Vegetarian children in non-vegetarian families[edit | edit source]

Non-vegetarians may find raising vegetarian children challenging.

Non-vegetarian children in vegetarian families[edit | edit source]

Some children raised vegetarian choose to start consuming meat.

Vegan families[edit | edit source]

Vegan children may need age-appropriate supplements.

Vegan parents sometimes receive legal scrutiny for (alleged) malnutrition. One extreme case of neglect ("a diet largely consisting of soy milk and apple juice") in providing a proper diet resulted in the death of a 6-week-old baby.[1] This led to claims in some quarters that veganism is unsuitable for children - however no conclusions about the suitability of a carefully planned diet can be drawn from such a case. It should also be noted that breastfeedingW is strongly advised

for such a young child and in the absence of human milk, a special formula is needed. Cow's milk is not ideal, but soy milk and apple juice are clearly unsuitable. (See Response to NY Times Story: Death by Veganism for one rebuttal.)

By age[edit | edit source]

Infants and toddlers[edit | edit source]

As in non-vegetarian families, infants from birth to 6 months old drink breast milk and formula. At 6 months infants can begin to eat solid foods. Tofu, cottage cheese, yogurt, soy yogurt, and pureed legumes are appropriate protein sources. Toddlers can be fussy eaters. Parents need to be versatile to provide balanced meals with enough caloric intake.

3 to 9[edit | edit source]

Some children express a desire to stop eating meat as early as when they learn to speak. As children learn about the wider world, they may develop an aversion to eating animals.

Pre-teens and teens[edit | edit source]

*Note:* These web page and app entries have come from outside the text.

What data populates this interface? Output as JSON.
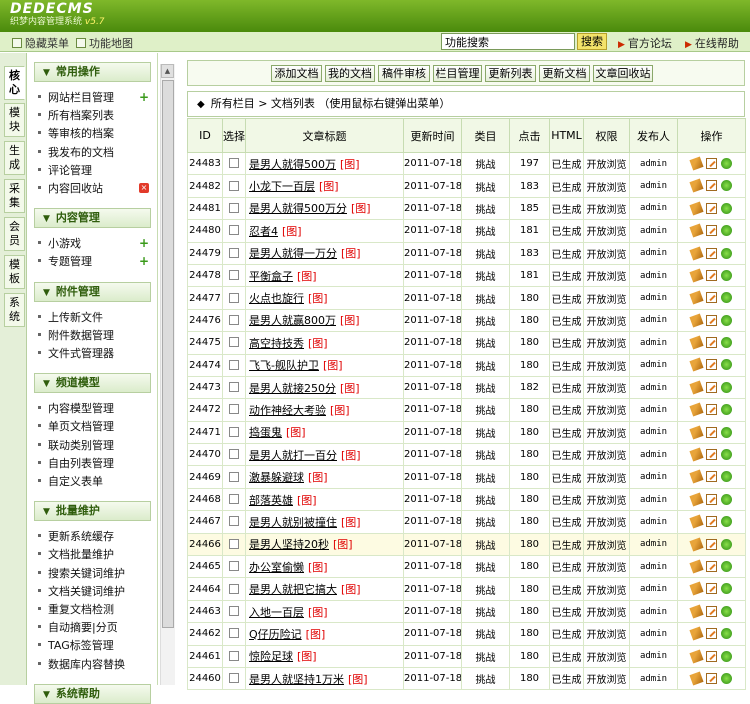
{
  "header": {
    "logo_text": "DEDECMS",
    "logo_subtitle": "织梦内容管理系统",
    "logo_version": "v5.7"
  },
  "subbar": {
    "hide_menu": "隐藏菜单",
    "function_map": "功能地图",
    "search_value": "功能搜索",
    "search_button": "搜索",
    "forum_link": "官方论坛",
    "help_link": "在线帮助"
  },
  "left_tabs": [
    "核心",
    "模块",
    "生成",
    "采集",
    "会员",
    "模板",
    "系统"
  ],
  "menu": {
    "sections": [
      {
        "title": "常用操作",
        "items": [
          "网站栏目管理",
          "所有档案列表",
          "等审核的档案",
          "我发布的文档",
          "评论管理",
          "内容回收站"
        ]
      },
      {
        "title": "内容管理",
        "items": [
          "小游戏",
          "专题管理"
        ]
      },
      {
        "title": "附件管理",
        "items": [
          "上传新文件",
          "附件数据管理",
          "文件式管理器"
        ]
      },
      {
        "title": "频道模型",
        "items": [
          "内容模型管理",
          "单页文档管理",
          "联动类别管理",
          "自由列表管理",
          "自定义表单"
        ]
      },
      {
        "title": "批量维护",
        "items": [
          "更新系统缓存",
          "文档批量维护",
          "搜索关键词维护",
          "文档关键词维护",
          "重复文档检测",
          "自动摘要|分页",
          "TAG标签管理",
          "数据库内容替换"
        ]
      },
      {
        "title": "系统帮助",
        "items": []
      }
    ]
  },
  "toolbar": {
    "buttons": [
      "添加文档",
      "我的文档",
      "稿件审核",
      "栏目管理",
      "更新列表",
      "更新文档",
      "文章回收站"
    ]
  },
  "list": {
    "title": "所有栏目 > 文档列表  （使用鼠标右键弹出菜单）",
    "columns": [
      "ID",
      "选择",
      "文章标题",
      "更新时间",
      "类目",
      "点击",
      "HTML",
      "权限",
      "发布人",
      "操作"
    ],
    "img_tag": "[图]",
    "rows": [
      [
        "24483",
        "是男人就得500万",
        "2011-07-18",
        "挑战",
        "197",
        "已生成",
        "开放浏览",
        "admin"
      ],
      [
        "24482",
        "小龙下一百层",
        "2011-07-18",
        "挑战",
        "183",
        "已生成",
        "开放浏览",
        "admin"
      ],
      [
        "24481",
        "是男人就得500万分",
        "2011-07-18",
        "挑战",
        "185",
        "已生成",
        "开放浏览",
        "admin"
      ],
      [
        "24480",
        "忍者4",
        "2011-07-18",
        "挑战",
        "181",
        "已生成",
        "开放浏览",
        "admin"
      ],
      [
        "24479",
        "是男人就得一万分",
        "2011-07-18",
        "挑战",
        "183",
        "已生成",
        "开放浏览",
        "admin"
      ],
      [
        "24478",
        "平衡盒子",
        "2011-07-18",
        "挑战",
        "181",
        "已生成",
        "开放浏览",
        "admin"
      ],
      [
        "24477",
        "火点也旋行",
        "2011-07-18",
        "挑战",
        "180",
        "已生成",
        "开放浏览",
        "admin"
      ],
      [
        "24476",
        "是男人就赢800万",
        "2011-07-18",
        "挑战",
        "180",
        "已生成",
        "开放浏览",
        "admin"
      ],
      [
        "24475",
        "高空持技秀",
        "2011-07-18",
        "挑战",
        "180",
        "已生成",
        "开放浏览",
        "admin"
      ],
      [
        "24474",
        "飞飞-舰队护卫",
        "2011-07-18",
        "挑战",
        "180",
        "已生成",
        "开放浏览",
        "admin"
      ],
      [
        "24473",
        "是男人就接250分",
        "2011-07-18",
        "挑战",
        "182",
        "已生成",
        "开放浏览",
        "admin"
      ],
      [
        "24472",
        "动作神经大考验",
        "2011-07-18",
        "挑战",
        "180",
        "已生成",
        "开放浏览",
        "admin"
      ],
      [
        "24471",
        "捣蛋鬼",
        "2011-07-18",
        "挑战",
        "180",
        "已生成",
        "开放浏览",
        "admin"
      ],
      [
        "24470",
        "是男人就打一百分",
        "2011-07-18",
        "挑战",
        "180",
        "已生成",
        "开放浏览",
        "admin"
      ],
      [
        "24469",
        "激暴躲避球",
        "2011-07-18",
        "挑战",
        "180",
        "已生成",
        "开放浏览",
        "admin"
      ],
      [
        "24468",
        "部落英雄",
        "2011-07-18",
        "挑战",
        "180",
        "已生成",
        "开放浏览",
        "admin"
      ],
      [
        "24467",
        "是男人就别被撞住",
        "2011-07-18",
        "挑战",
        "180",
        "已生成",
        "开放浏览",
        "admin"
      ],
      [
        "24466",
        "是男人坚持20秒",
        "2011-07-18",
        "挑战",
        "180",
        "已生成",
        "开放浏览",
        "admin"
      ],
      [
        "24465",
        "办公室偷懒",
        "2011-07-18",
        "挑战",
        "180",
        "已生成",
        "开放浏览",
        "admin"
      ],
      [
        "24464",
        "是男人就把它搞大",
        "2011-07-18",
        "挑战",
        "180",
        "已生成",
        "开放浏览",
        "admin"
      ],
      [
        "24463",
        "入地一百层",
        "2011-07-18",
        "挑战",
        "180",
        "已生成",
        "开放浏览",
        "admin"
      ],
      [
        "24462",
        "Q仔历险记",
        "2011-07-18",
        "挑战",
        "180",
        "已生成",
        "开放浏览",
        "admin"
      ],
      [
        "24461",
        "惊险足球",
        "2011-07-18",
        "挑战",
        "180",
        "已生成",
        "开放浏览",
        "admin"
      ],
      [
        "24460",
        "是男人就坚持1万米",
        "2011-07-18",
        "挑战",
        "180",
        "已生成",
        "开放浏览",
        "admin"
      ]
    ],
    "highlighted_id": "24466"
  }
}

As children reach puberty they develop a greater desire for individual expression. They may question the diet they were raised on.